### Activity
For each line below with the word "name", write out a copy.

### Recorded data

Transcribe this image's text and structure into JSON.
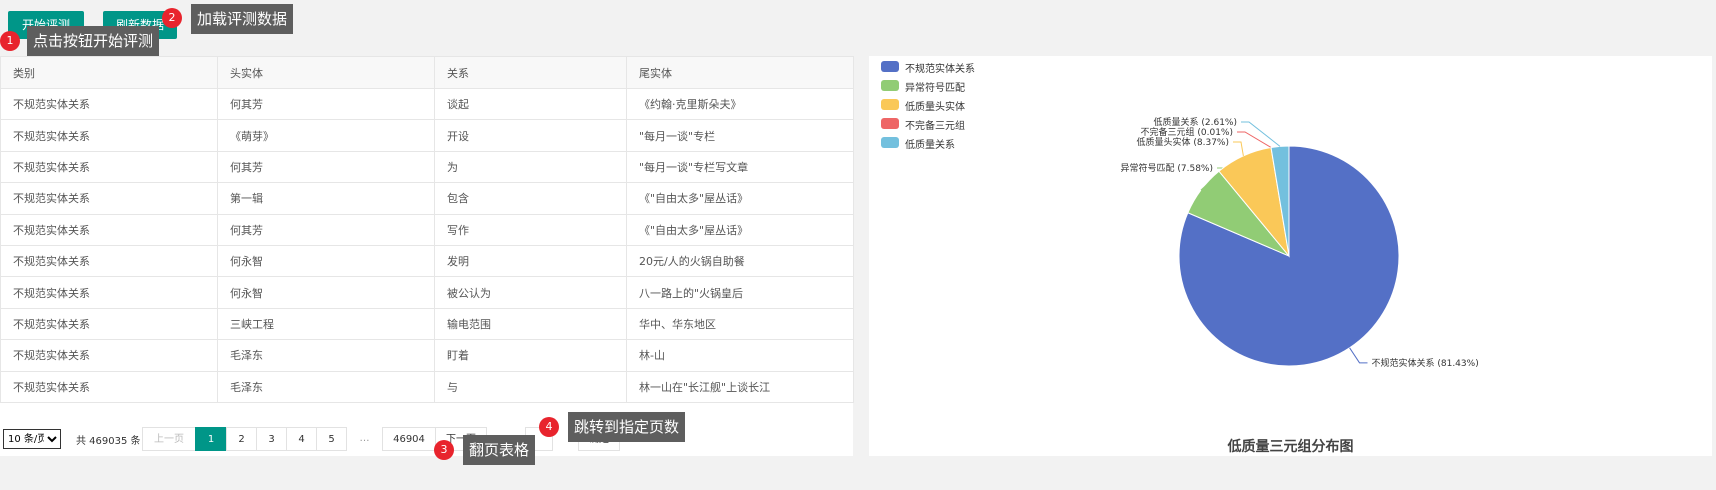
{
  "toolbar": {
    "start_label": "开始评测",
    "refresh_label": "刷新数据"
  },
  "tooltips": [
    {
      "num": "1",
      "text": "点击按钮开始评测"
    },
    {
      "num": "2",
      "text": "加载评测数据"
    },
    {
      "num": "3",
      "text": "翻页表格"
    },
    {
      "num": "4",
      "text": "跳转到指定页数"
    }
  ],
  "table": {
    "headers": [
      "类别",
      "头实体",
      "关系",
      "尾实体"
    ],
    "rows": [
      [
        "不规范实体关系",
        "何其芳",
        "谈起",
        "《约翰·克里斯朵夫》"
      ],
      [
        "不规范实体关系",
        "《萌芽》",
        "开设",
        "\"每月一谈\"专栏"
      ],
      [
        "不规范实体关系",
        "何其芳",
        "为",
        "\"每月一谈\"专栏写文章"
      ],
      [
        "不规范实体关系",
        "第一辑",
        "包含",
        "《\"自由太多\"屋丛话》"
      ],
      [
        "不规范实体关系",
        "何其芳",
        "写作",
        "《\"自由太多\"屋丛话》"
      ],
      [
        "不规范实体关系",
        "何永智",
        "发明",
        "20元/人的火锅自助餐"
      ],
      [
        "不规范实体关系",
        "何永智",
        "被公认为",
        "八一路上的\"火锅皇后"
      ],
      [
        "不规范实体关系",
        "三峡工程",
        "输电范围",
        "华中、华东地区"
      ],
      [
        "不规范实体关系",
        "毛泽东",
        "盯着",
        "林-山"
      ],
      [
        "不规范实体关系",
        "毛泽东",
        "与",
        "林一山在\"长江舰\"上谈长江"
      ]
    ]
  },
  "pagination": {
    "page_size": "10 条/页",
    "total": "共 469035 条",
    "prev": "上一页",
    "pages": [
      "1",
      "2",
      "3",
      "4",
      "5"
    ],
    "ellipsis": "…",
    "last_page": "46904",
    "next": "下一页",
    "goto": "到第",
    "confirm": "确定",
    "current_page": 1
  },
  "chart_data": {
    "type": "pie",
    "title": "低质量三元组分布图",
    "legend_position": "top-left",
    "slices": [
      {
        "name": "不规范实体关系",
        "value": 81.43,
        "label": "不规范实体关系 (81.43%)",
        "color": "#5470c6"
      },
      {
        "name": "异常符号匹配",
        "value": 7.58,
        "label": "异常符号匹配 (7.58%)",
        "color": "#91cc75"
      },
      {
        "name": "低质量头实体",
        "value": 8.37,
        "label": "低质量头实体 (8.37%)",
        "color": "#fac858"
      },
      {
        "name": "不完备三元组",
        "value": 0.01,
        "label": "不完备三元组 (0.01%)",
        "color": "#ee6666"
      },
      {
        "name": "低质量关系",
        "value": 2.61,
        "label": "低质量关系 (2.61%)",
        "color": "#73c0de"
      }
    ]
  }
}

### Result
        "name": "不规范实体关系",
        "name": "异常符号匹配",
        "name": "低质量头实体",
        "name": "不完备三元组",
        "name": "低质量关系",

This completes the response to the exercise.